To view primary source materials about the Columbia Avenue riots, search our collections.
Berson, Lenora E. Case Study of a Riot: the Philadelphia Story. New York, NY: Institute of Human Relations Press, American Jewish Committee, 1966.
Countryman, Matthew J. Up South: Civil Rights and Black Power in Philadelphia. Philadelphia, PA: University of Pennsylvania Press, 2006.
“Jewish Community Relations Council--Proposed Questionnaire to Merchants--Columbia Avenue.” Folder 21, box 14, Mss. 155. Jewish Community Relations Council records. Urban Archives, Temple University Libraries, Philadelphia, PA.
"Jewish Community Relations Council--Survey of Jewish Merchants--Preliminary Data (1966-1970).” Folder 21, box 14, Mss. 155. Jewish Community Relations Council records. Urban Archives, Temple University Libraries, Philadelphia, PA.
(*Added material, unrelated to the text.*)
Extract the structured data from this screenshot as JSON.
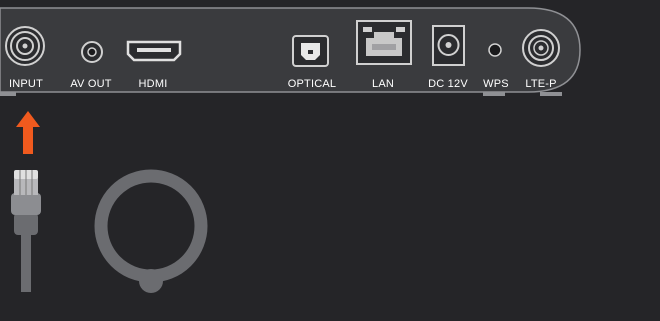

Lintz, James S. “‘Civil Destruction, not Civil Rights,’ Negro Leader Says,” Philadelphia Inquirer, August 30, 1964.
“Riots--Philadelphia--Miscellaneous--1964 August” folder. George D. McDowell Philadelphia Evening Bulletin newspaper clipping collection, Urban Archives, Temple University Libraries, Philadelphia, PA.
“Riots--Philadelphia--Miscellaneous--1964 August--Trials and Convictions--1964-66” folder. George D. McDowell Philadelphia Evening Bulletin newspaper clipping collection, Urban Archives, Temple University Libraries, Philadelphia, PA.
“Riots--Philadelphia--Miscellaneous--1964 September-December” folder. George D. McDowell Philadelphia Evening Bulletin newspaper clipping collection, Urban Archives, Temple University Libraries, Philadelphia, PA.
The material on this site is provided for private research use and is protected by the Copyright Law of the United States (Title 17, US Code). For proper use and reproduction of these materials, consult our Copyright and Citation Guide.